> **Problem to solve**
Write out the material below exactly, with no line missing.

> **Extracted records**
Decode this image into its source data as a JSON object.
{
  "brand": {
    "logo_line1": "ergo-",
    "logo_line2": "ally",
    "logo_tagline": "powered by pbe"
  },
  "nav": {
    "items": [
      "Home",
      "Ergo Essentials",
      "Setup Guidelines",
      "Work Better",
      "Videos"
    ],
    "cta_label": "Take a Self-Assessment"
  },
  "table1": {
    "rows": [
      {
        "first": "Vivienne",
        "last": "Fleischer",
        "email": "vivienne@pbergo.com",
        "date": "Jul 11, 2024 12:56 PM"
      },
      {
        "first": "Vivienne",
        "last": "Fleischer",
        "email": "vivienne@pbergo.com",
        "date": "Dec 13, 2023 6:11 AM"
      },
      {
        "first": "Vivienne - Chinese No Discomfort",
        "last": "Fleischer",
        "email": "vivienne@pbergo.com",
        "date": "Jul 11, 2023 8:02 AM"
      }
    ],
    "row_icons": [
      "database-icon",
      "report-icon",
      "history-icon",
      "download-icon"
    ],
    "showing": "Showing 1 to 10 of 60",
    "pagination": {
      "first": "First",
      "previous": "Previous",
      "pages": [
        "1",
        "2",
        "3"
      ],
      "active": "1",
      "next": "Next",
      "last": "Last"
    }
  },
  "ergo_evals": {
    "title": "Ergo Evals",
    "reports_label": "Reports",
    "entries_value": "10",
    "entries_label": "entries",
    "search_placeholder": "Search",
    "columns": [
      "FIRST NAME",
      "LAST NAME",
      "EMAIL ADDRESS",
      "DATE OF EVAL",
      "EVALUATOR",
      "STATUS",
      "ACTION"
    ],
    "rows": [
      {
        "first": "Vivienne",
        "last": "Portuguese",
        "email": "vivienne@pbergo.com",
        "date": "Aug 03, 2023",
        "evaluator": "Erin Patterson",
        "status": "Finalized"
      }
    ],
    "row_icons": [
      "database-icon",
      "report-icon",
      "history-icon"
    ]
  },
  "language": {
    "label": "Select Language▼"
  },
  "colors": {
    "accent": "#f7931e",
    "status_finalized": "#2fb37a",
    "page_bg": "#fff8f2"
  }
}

> **Answer space**
Decode this image into its source data as a JSON object.
{
  "brand": {
    "logo_line1": "ergo-",
    "logo_line2": "ally",
    "logo_tagline": "powered by pbe"
  },
  "nav": {
    "items": [
      "Home",
      "Ergo Essentials",
      "Setup Guidelines",
      "Work Better",
      "Videos"
    ],
    "cta_label": "Take a Self-Assessment"
  },
  "table1": {
    "rows": [
      {
        "first": "Vivienne",
        "last": "Fleischer",
        "email": "vivienne@pbergo.com",
        "date": "Jul 11, 2024 12:56 PM"
      },
      {
        "first": "Vivienne",
        "last": "Fleischer",
        "email": "vivienne@pbergo.com",
        "date": "Dec 13, 2023 6:11 AM"
      },
      {
        "first": "Vivienne - Chinese No Discomfort",
        "last": "Fleischer",
        "email": "vivienne@pbergo.com",
        "date": "Jul 11, 2023 8:02 AM"
      }
    ],
    "row_icons": [
      "database-icon",
      "report-icon",
      "history-icon",
      "download-icon"
    ],
    "showing": "Showing 1 to 10 of 60",
    "pagination": {
      "first": "First",
      "previous": "Previous",
      "pages": [
        "1",
        "2",
        "3"
      ],
      "active": "1",
      "next": "Next",
      "last": "Last"
    }
  },
  "ergo_evals": {
    "title": "Ergo Evals",
    "reports_label": "Reports",
    "entries_value": "10",
    "entries_label": "entries",
    "search_placeholder": "Search",
    "columns": [
      "FIRST NAME",
      "LAST NAME",
      "EMAIL ADDRESS",
      "DATE OF EVAL",
      "EVALUATOR",
      "STATUS",
      "ACTION"
    ],
    "rows": [
      {
        "first": "Vivienne",
        "last": "Portuguese",
        "email": "vivienne@pbergo.com",
        "date": "Aug 03, 2023",
        "evaluator": "Erin Patterson",
        "status": "Finalized"
      }
    ],
    "row_icons": [
      "database-icon",
      "report-icon",
      "history-icon"
    ]
  },
  "language": {
    "label": "Select Language▼"
  },
  "colors": {
    "accent": "#f7931e",
    "status_finalized": "#2fb37a",
    "page_bg": "#fff8f2"
  }
}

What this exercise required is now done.